- _YOUR ASSIGNMENT_
The full set of entries is to be printed exactly, with pictures excluded.

- _SOURCE DATA_
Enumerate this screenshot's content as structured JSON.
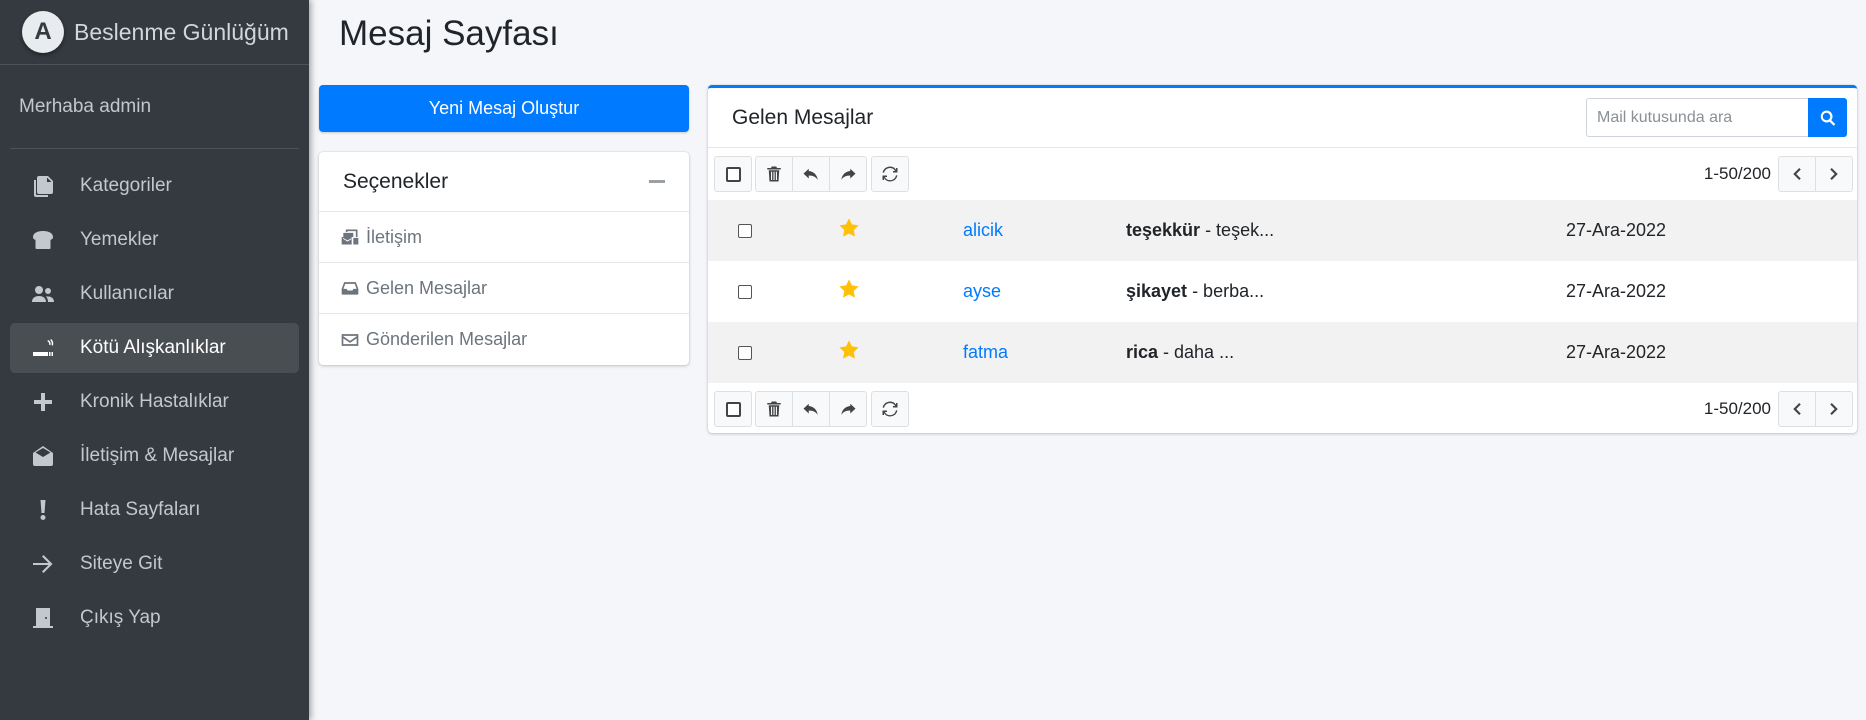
{
  "brand": {
    "logo_letter": "A",
    "name": "Beslenme Günlüğüm"
  },
  "user": {
    "greeting": "Merhaba admin"
  },
  "sidebar": {
    "items": [
      {
        "label": "Kategoriler",
        "icon": "copy-icon",
        "active": false
      },
      {
        "label": "Yemekler",
        "icon": "bread-icon",
        "active": false
      },
      {
        "label": "Kullanıcılar",
        "icon": "users-icon",
        "active": false
      },
      {
        "label": "Kötü Alışkanlıklar",
        "icon": "smoking-icon",
        "active": true
      },
      {
        "label": "Kronik Hastalıklar",
        "icon": "plus-icon",
        "active": false
      },
      {
        "label": "İletişim & Mesajlar",
        "icon": "envelope-open-icon",
        "active": false
      },
      {
        "label": "Hata Sayfaları",
        "icon": "exclamation-icon",
        "active": false
      },
      {
        "label": "Siteye Git",
        "icon": "arrow-right-icon",
        "active": false
      },
      {
        "label": "Çıkış Yap",
        "icon": "door-icon",
        "active": false
      }
    ]
  },
  "page": {
    "title": "Mesaj Sayfası"
  },
  "compose": {
    "label": "Yeni Mesaj Oluştur"
  },
  "options": {
    "title": "Seçenekler",
    "items": [
      {
        "label": "İletişim",
        "icon": "mail-bulk-icon"
      },
      {
        "label": "Gelen Mesajlar",
        "icon": "inbox-icon"
      },
      {
        "label": "Gönderilen Mesajlar",
        "icon": "envelope-icon"
      }
    ]
  },
  "inbox": {
    "title": "Gelen Mesajlar",
    "search_placeholder": "Mail kutusunda ara",
    "pager": "1-50/200",
    "messages": [
      {
        "sender": "alicik",
        "subject": "teşekkür",
        "preview": " - teşek...",
        "date": "27-Ara-2022",
        "starred": true
      },
      {
        "sender": "ayse",
        "subject": "şikayet",
        "preview": " - berba...",
        "date": "27-Ara-2022",
        "starred": true
      },
      {
        "sender": "fatma",
        "subject": "rica",
        "preview": " - daha ...",
        "date": "27-Ara-2022",
        "starred": true
      }
    ]
  },
  "colors": {
    "sidebar_bg": "#343a40",
    "primary": "#007bff",
    "star": "#ffc107",
    "page_bg": "#f4f6f9"
  }
}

- _WRITTEN ANSWER_
Enumerate this screenshot's content as structured JSON.
{
  "brand": {
    "logo_letter": "A",
    "name": "Beslenme Günlüğüm"
  },
  "user": {
    "greeting": "Merhaba admin"
  },
  "sidebar": {
    "items": [
      {
        "label": "Kategoriler",
        "icon": "copy-icon",
        "active": false
      },
      {
        "label": "Yemekler",
        "icon": "bread-icon",
        "active": false
      },
      {
        "label": "Kullanıcılar",
        "icon": "users-icon",
        "active": false
      },
      {
        "label": "Kötü Alışkanlıklar",
        "icon": "smoking-icon",
        "active": true
      },
      {
        "label": "Kronik Hastalıklar",
        "icon": "plus-icon",
        "active": false
      },
      {
        "label": "İletişim & Mesajlar",
        "icon": "envelope-open-icon",
        "active": false
      },
      {
        "label": "Hata Sayfaları",
        "icon": "exclamation-icon",
        "active": false
      },
      {
        "label": "Siteye Git",
        "icon": "arrow-right-icon",
        "active": false
      },
      {
        "label": "Çıkış Yap",
        "icon": "door-icon",
        "active": false
      }
    ]
  },
  "page": {
    "title": "Mesaj Sayfası"
  },
  "compose": {
    "label": "Yeni Mesaj Oluştur"
  },
  "options": {
    "title": "Seçenekler",
    "items": [
      {
        "label": "İletişim",
        "icon": "mail-bulk-icon"
      },
      {
        "label": "Gelen Mesajlar",
        "icon": "inbox-icon"
      },
      {
        "label": "Gönderilen Mesajlar",
        "icon": "envelope-icon"
      }
    ]
  },
  "inbox": {
    "title": "Gelen Mesajlar",
    "search_placeholder": "Mail kutusunda ara",
    "pager": "1-50/200",
    "messages": [
      {
        "sender": "alicik",
        "subject": "teşekkür",
        "preview": " - teşek...",
        "date": "27-Ara-2022",
        "starred": true
      },
      {
        "sender": "ayse",
        "subject": "şikayet",
        "preview": " - berba...",
        "date": "27-Ara-2022",
        "starred": true
      },
      {
        "sender": "fatma",
        "subject": "rica",
        "preview": " - daha ...",
        "date": "27-Ara-2022",
        "starred": true
      }
    ]
  },
  "colors": {
    "sidebar_bg": "#343a40",
    "primary": "#007bff",
    "star": "#ffc107",
    "page_bg": "#f4f6f9"
  }
}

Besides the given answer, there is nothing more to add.